This exercise asks for the entries below to be printed exactly.
*** Opening Task data ***
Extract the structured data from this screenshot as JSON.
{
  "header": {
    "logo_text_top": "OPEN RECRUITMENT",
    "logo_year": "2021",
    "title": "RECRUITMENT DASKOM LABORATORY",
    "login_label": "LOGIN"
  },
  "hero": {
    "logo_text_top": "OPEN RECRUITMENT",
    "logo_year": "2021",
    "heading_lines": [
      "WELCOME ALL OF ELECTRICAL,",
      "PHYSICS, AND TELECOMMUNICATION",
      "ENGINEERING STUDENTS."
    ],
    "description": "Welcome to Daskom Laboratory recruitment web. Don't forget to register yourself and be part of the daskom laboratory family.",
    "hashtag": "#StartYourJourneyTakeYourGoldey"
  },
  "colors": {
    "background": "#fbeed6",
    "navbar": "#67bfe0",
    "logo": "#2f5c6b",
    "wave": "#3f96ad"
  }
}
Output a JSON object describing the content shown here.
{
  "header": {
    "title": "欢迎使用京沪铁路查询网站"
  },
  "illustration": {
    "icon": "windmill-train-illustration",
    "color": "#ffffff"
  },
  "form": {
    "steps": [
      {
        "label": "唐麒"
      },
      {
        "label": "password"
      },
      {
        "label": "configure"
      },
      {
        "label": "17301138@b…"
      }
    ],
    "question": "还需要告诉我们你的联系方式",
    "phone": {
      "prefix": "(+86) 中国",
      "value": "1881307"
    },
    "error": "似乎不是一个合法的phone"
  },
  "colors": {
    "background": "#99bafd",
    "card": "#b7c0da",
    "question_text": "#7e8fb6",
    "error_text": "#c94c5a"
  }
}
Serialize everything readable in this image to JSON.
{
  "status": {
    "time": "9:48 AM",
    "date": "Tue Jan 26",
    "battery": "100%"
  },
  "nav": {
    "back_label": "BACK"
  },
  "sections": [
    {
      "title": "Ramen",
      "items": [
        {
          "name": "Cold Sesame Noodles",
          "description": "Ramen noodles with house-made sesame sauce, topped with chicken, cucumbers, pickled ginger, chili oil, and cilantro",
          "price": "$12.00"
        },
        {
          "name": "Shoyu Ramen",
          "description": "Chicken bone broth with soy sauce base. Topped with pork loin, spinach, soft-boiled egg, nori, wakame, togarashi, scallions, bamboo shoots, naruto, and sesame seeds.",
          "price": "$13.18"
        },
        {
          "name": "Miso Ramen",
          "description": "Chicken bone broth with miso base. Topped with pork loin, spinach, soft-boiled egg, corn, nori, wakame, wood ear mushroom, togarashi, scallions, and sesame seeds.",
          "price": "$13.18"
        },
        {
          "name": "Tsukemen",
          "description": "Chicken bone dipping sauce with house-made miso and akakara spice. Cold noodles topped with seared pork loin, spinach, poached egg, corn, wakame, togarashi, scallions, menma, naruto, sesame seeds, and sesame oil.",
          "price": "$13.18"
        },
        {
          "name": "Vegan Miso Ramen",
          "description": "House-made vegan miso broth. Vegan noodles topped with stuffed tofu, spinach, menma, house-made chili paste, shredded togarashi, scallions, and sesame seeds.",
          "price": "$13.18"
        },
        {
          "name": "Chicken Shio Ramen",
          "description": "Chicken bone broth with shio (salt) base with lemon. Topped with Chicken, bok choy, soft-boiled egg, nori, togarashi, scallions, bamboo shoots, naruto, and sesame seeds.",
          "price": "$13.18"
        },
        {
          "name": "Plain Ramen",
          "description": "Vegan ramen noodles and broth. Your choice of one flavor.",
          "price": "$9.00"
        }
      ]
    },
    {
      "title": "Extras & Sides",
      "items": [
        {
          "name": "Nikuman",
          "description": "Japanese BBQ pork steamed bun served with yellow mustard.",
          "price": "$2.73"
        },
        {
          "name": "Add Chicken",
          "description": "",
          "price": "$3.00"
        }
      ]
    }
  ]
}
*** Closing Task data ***
**Your response**
Extract the structured data from this screenshot as JSON.
{
  "header": {
    "logo_text_top": "OPEN RECRUITMENT",
    "logo_year": "2021",
    "title": "RECRUITMENT DASKOM LABORATORY",
    "login_label": "LOGIN"
  },
  "hero": {
    "logo_text_top": "OPEN RECRUITMENT",
    "logo_year": "2021",
    "heading_lines": [
      "WELCOME ALL OF ELECTRICAL,",
      "PHYSICS, AND TELECOMMUNICATION",
      "ENGINEERING STUDENTS."
    ],
    "description": "Welcome to Daskom Laboratory recruitment web. Don't forget to register yourself and be part of the daskom laboratory family.",
    "hashtag": "#StartYourJourneyTakeYourGoldey"
  },
  "colors": {
    "background": "#fbeed6",
    "navbar": "#67bfe0",
    "logo": "#2f5c6b",
    "wave": "#3f96ad"
  }
}
Output a JSON object describing the content shown here.
{
  "header": {
    "title": "欢迎使用京沪铁路查询网站"
  },
  "illustration": {
    "icon": "windmill-train-illustration",
    "color": "#ffffff"
  },
  "form": {
    "steps": [
      {
        "label": "唐麒"
      },
      {
        "label": "password"
      },
      {
        "label": "configure"
      },
      {
        "label": "17301138@b…"
      }
    ],
    "question": "还需要告诉我们你的联系方式",
    "phone": {
      "prefix": "(+86) 中国",
      "value": "1881307"
    },
    "error": "似乎不是一个合法的phone"
  },
  "colors": {
    "background": "#99bafd",
    "card": "#b7c0da",
    "question_text": "#7e8fb6",
    "error_text": "#c94c5a"
  }
}
Serialize everything readable in this image to JSON.
{
  "status": {
    "time": "9:48 AM",
    "date": "Tue Jan 26",
    "battery": "100%"
  },
  "nav": {
    "back_label": "BACK"
  },
  "sections": [
    {
      "title": "Ramen",
      "items": [
        {
          "name": "Cold Sesame Noodles",
          "description": "Ramen noodles with house-made sesame sauce, topped with chicken, cucumbers, pickled ginger, chili oil, and cilantro",
          "price": "$12.00"
        },
        {
          "name": "Shoyu Ramen",
          "description": "Chicken bone broth with soy sauce base. Topped with pork loin, spinach, soft-boiled egg, nori, wakame, togarashi, scallions, bamboo shoots, naruto, and sesame seeds.",
          "price": "$13.18"
        },
        {
          "name": "Miso Ramen",
          "description": "Chicken bone broth with miso base. Topped with pork loin, spinach, soft-boiled egg, corn, nori, wakame, wood ear mushroom, togarashi, scallions, and sesame seeds.",
          "price": "$13.18"
        },
        {
          "name": "Tsukemen",
          "description": "Chicken bone dipping sauce with house-made miso and akakara spice. Cold noodles topped with seared pork loin, spinach, poached egg, corn, wakame, togarashi, scallions, menma, naruto, sesame seeds, and sesame oil.",
          "price": "$13.18"
        },
        {
          "name": "Vegan Miso Ramen",
          "description": "House-made vegan miso broth. Vegan noodles topped with stuffed tofu, spinach, menma, house-made chili paste, shredded togarashi, scallions, and sesame seeds.",
          "price": "$13.18"
        },
        {
          "name": "Chicken Shio Ramen",
          "description": "Chicken bone broth with shio (salt) base with lemon. Topped with Chicken, bok choy, soft-boiled egg, nori, togarashi, scallions, bamboo shoots, naruto, and sesame seeds.",
          "price": "$13.18"
        },
        {
          "name": "Plain Ramen",
          "description": "Vegan ramen noodles and broth. Your choice of one flavor.",
          "price": "$9.00"
        }
      ]
    },
    {
      "title": "Extras & Sides",
      "items": [
        {
          "name": "Nikuman",
          "description": "Japanese BBQ pork steamed bun served with yellow mustard.",
          "price": "$2.73"
        },
        {
          "name": "Add Chicken",
          "description": "",
          "price": "$3.00"
        }
      ]
    }
  ]
}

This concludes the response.